(2) Rigid windlass. A rigid windlass is needed to tighten the tourniquet band. A windless device can be made by placing seven or eight tongue depressors together, one on top of the other, and wrapping tape around the tongue depressors. You can make this device and keep it in your aid bag. If you do not have such a windlass, a strong rigid object can be used as shown in figures 5-20 and 5-21.
(3) Securing materials. Additional material is needed to secure the rigid windlass once the tourniquet band has been tightened. A piece of cloth or cravat similar to the tourniquet band can serve as securing material.
b. Select the Tourniquet Site. Select a site two to four inches above the edge of the wound or amputation site.
(1) If the wound or amputation site is in the upper arm or thigh, select a site that is two to four inches above the edge of the wound or amputation site.
(2) If the wound or amputation is below the elbow or knee, initially select a site two inches above the edge of the wound or amputation site.

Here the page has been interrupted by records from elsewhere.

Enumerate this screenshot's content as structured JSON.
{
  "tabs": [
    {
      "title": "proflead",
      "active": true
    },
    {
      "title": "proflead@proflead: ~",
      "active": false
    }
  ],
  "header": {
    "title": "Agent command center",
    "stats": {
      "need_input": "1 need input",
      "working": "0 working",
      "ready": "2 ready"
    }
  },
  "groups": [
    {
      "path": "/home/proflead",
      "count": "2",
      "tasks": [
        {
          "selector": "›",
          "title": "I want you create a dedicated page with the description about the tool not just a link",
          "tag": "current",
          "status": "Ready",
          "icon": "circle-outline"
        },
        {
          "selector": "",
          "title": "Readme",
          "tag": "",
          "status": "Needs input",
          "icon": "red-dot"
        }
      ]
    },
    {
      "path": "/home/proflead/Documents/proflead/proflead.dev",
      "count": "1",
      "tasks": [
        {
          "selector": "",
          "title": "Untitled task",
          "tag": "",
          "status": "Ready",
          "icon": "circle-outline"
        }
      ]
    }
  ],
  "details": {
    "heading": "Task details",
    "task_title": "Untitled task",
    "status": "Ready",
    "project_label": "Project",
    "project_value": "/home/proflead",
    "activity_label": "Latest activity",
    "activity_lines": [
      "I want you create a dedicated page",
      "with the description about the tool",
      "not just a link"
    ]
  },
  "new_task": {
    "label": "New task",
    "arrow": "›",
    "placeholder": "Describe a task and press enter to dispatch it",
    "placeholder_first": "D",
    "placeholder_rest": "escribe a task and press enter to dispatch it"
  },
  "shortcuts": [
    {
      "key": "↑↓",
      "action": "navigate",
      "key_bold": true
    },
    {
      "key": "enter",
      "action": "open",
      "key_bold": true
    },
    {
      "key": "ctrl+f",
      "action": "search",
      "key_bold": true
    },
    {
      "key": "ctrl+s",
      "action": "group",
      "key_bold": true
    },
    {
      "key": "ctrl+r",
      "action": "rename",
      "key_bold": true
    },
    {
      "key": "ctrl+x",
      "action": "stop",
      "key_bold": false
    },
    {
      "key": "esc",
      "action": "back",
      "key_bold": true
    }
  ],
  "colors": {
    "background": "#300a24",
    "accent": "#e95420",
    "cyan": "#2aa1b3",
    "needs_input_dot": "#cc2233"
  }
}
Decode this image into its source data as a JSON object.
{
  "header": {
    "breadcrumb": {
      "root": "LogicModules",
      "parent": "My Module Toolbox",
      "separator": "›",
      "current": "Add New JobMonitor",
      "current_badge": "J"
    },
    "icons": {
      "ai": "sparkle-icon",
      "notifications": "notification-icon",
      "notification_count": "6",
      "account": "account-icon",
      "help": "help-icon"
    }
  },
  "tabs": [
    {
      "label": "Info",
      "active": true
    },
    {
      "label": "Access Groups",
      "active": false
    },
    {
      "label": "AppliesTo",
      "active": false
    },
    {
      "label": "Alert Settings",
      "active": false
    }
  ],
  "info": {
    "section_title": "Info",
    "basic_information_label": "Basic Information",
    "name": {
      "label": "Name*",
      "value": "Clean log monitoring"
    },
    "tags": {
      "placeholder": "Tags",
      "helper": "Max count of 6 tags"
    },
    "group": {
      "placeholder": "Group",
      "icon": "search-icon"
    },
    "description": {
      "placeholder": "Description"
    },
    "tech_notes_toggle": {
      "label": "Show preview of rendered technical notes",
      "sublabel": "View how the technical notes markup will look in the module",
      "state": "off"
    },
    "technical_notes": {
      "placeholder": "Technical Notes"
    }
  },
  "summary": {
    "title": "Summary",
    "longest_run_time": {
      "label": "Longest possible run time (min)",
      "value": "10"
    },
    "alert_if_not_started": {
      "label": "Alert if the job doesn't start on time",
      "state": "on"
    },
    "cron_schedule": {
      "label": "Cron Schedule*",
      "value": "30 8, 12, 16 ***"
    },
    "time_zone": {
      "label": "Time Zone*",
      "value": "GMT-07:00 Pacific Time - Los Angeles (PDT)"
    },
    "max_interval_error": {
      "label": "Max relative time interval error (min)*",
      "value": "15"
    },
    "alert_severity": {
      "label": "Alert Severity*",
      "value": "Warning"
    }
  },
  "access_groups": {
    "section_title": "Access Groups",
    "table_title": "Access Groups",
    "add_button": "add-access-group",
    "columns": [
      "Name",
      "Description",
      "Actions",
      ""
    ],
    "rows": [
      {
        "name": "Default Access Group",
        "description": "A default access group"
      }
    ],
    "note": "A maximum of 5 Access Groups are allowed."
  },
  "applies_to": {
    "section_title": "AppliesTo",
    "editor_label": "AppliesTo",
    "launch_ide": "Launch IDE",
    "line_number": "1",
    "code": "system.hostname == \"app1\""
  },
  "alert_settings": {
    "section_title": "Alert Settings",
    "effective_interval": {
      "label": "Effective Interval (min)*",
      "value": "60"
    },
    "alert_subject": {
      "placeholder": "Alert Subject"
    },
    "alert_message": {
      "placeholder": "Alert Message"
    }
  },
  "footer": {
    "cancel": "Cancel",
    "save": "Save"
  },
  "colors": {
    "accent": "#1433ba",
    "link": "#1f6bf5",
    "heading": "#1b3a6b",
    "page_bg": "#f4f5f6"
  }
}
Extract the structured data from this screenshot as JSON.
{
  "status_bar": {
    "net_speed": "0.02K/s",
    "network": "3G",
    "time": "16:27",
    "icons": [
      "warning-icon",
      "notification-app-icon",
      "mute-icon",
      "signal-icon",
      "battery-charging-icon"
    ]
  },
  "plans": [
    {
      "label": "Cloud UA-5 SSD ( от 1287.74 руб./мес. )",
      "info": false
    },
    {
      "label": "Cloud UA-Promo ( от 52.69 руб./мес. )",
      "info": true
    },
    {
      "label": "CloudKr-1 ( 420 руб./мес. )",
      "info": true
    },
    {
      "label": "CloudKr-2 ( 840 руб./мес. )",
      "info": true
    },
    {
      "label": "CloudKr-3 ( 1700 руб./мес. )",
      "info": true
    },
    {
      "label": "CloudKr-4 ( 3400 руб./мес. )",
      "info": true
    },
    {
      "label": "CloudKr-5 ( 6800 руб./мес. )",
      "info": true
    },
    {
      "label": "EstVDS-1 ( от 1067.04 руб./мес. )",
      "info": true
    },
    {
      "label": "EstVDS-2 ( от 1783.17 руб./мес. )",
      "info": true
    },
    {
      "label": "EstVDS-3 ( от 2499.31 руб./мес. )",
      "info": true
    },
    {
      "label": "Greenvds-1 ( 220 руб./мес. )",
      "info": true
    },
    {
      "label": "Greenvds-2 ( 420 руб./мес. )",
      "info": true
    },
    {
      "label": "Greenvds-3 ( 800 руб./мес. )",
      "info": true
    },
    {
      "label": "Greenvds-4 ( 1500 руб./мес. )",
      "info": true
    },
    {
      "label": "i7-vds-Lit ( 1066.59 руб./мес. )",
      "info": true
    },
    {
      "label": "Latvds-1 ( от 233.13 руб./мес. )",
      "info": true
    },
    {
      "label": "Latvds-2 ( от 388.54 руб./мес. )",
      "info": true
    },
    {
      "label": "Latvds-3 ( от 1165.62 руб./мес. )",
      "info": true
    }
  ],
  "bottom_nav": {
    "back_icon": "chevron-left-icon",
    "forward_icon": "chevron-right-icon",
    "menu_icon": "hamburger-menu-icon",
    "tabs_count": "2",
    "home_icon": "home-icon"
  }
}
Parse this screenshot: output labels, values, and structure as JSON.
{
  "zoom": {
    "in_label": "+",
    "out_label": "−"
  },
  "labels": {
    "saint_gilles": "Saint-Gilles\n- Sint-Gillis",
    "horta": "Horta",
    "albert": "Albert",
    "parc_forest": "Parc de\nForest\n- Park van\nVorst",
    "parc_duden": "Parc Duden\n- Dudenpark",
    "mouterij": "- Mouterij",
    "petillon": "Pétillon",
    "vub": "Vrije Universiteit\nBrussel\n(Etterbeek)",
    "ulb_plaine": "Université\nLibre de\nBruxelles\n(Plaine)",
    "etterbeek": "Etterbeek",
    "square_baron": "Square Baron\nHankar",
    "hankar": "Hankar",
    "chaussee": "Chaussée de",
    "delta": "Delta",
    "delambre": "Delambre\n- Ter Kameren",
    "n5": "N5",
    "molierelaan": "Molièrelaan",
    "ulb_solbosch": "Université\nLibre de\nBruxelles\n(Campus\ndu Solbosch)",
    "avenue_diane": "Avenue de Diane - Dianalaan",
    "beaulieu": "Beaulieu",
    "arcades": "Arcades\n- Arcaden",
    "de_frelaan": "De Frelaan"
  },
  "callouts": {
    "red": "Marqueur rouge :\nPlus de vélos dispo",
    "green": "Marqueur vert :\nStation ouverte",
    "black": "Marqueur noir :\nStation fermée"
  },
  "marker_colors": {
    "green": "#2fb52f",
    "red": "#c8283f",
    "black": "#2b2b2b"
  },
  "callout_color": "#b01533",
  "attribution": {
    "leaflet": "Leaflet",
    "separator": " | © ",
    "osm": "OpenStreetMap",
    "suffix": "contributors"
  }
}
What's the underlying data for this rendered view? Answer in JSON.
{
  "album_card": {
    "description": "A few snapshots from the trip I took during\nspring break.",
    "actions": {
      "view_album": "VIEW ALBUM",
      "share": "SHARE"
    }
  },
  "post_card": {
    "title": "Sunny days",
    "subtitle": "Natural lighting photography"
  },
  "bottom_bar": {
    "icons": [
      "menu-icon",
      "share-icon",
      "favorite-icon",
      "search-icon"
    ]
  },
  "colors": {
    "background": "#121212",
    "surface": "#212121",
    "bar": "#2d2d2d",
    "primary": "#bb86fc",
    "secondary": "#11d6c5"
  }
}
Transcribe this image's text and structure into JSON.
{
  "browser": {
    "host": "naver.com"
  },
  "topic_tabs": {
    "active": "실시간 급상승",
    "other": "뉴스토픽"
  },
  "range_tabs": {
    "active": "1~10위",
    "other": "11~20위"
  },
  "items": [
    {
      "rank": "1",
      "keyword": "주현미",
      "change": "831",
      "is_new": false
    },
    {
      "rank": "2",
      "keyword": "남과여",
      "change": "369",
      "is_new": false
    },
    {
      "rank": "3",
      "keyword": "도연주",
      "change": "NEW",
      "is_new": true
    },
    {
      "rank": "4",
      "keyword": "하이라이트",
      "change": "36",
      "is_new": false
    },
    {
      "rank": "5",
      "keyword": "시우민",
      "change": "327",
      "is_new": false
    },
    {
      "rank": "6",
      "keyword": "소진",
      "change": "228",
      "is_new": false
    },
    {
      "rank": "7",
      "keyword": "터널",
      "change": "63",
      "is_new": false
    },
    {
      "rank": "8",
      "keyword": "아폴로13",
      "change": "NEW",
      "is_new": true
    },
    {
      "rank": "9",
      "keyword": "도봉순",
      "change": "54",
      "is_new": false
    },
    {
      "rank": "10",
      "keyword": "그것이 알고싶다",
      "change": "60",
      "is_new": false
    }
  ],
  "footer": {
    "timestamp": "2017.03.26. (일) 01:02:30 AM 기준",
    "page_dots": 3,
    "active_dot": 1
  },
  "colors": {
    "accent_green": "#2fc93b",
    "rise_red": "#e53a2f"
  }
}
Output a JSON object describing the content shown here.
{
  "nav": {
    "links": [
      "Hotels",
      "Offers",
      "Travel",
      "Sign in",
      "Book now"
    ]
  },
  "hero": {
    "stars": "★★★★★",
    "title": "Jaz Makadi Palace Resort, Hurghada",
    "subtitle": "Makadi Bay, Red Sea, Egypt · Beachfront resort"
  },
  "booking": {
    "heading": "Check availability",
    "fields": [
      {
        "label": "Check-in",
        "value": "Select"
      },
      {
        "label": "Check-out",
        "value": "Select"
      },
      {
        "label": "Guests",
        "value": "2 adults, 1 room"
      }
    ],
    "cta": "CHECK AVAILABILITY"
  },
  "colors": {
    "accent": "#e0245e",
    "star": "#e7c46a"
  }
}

If an improvised tourniquet applied below the knee or elbow is unsuccessful at stopping the bleeding, apply a second tourniquet two to four inches above the joint (knee or elbow). Do not remove the first tourniquet until the second tourniquet has been applied.
CAUTION: Do not place a tourniquet over a joint or over a fracture site.
c. Apply the Tourniquet.
(1) Place the tourniquet band material around the tourniquet site.
(2) Tie the band with a half-knot (the same as the first part of tying a shoe)
(3) Place the windlass on top of the half-knot.
(4) Tie a full knot (square knot) over the windlass.
(5) Twist the windlass (figure 5-21) either clockwise or counterclockwise until the tourniquet is tight and the bright red bleeding has stopped. Bright red blood is from a severed artery. Generally, darker blood is from a vein. Dark blood may continue to ooze even after the tourniquet has been properly applied. There should be no pulse below the tourniquet.
(6) Wrap a piece of securing material, such as a cravat or torn strip of clothing, around the limb. Then wrap the ends of the material around one end of the windlass so that the windlass is secured and the tourniquet band will not unwind.
NOTE: Tape from your aid bag can be used to secure the windlass instead of a strip of material or cravat.
(7) Tie the tails of the securing material in a nonslip knot.
5-11. MARKING THE CASUALTY
Write a “T” and the time of application on the casualty’s forehead with a pen, the casualty’s blood, mud, or other substance. The “T” alerts medical personnel that a tourniquet has been applied.
5-12. DRESSING AN AMPUTATION
After the tourniquet has been applied to an amputation of the arm or leg, place a dressing made of soft, absorbent material over the end of the stump and secure the dressing with bandages. The dressing will help to prevent additional contamination of the wound and will also help to protect the wound from additional injury.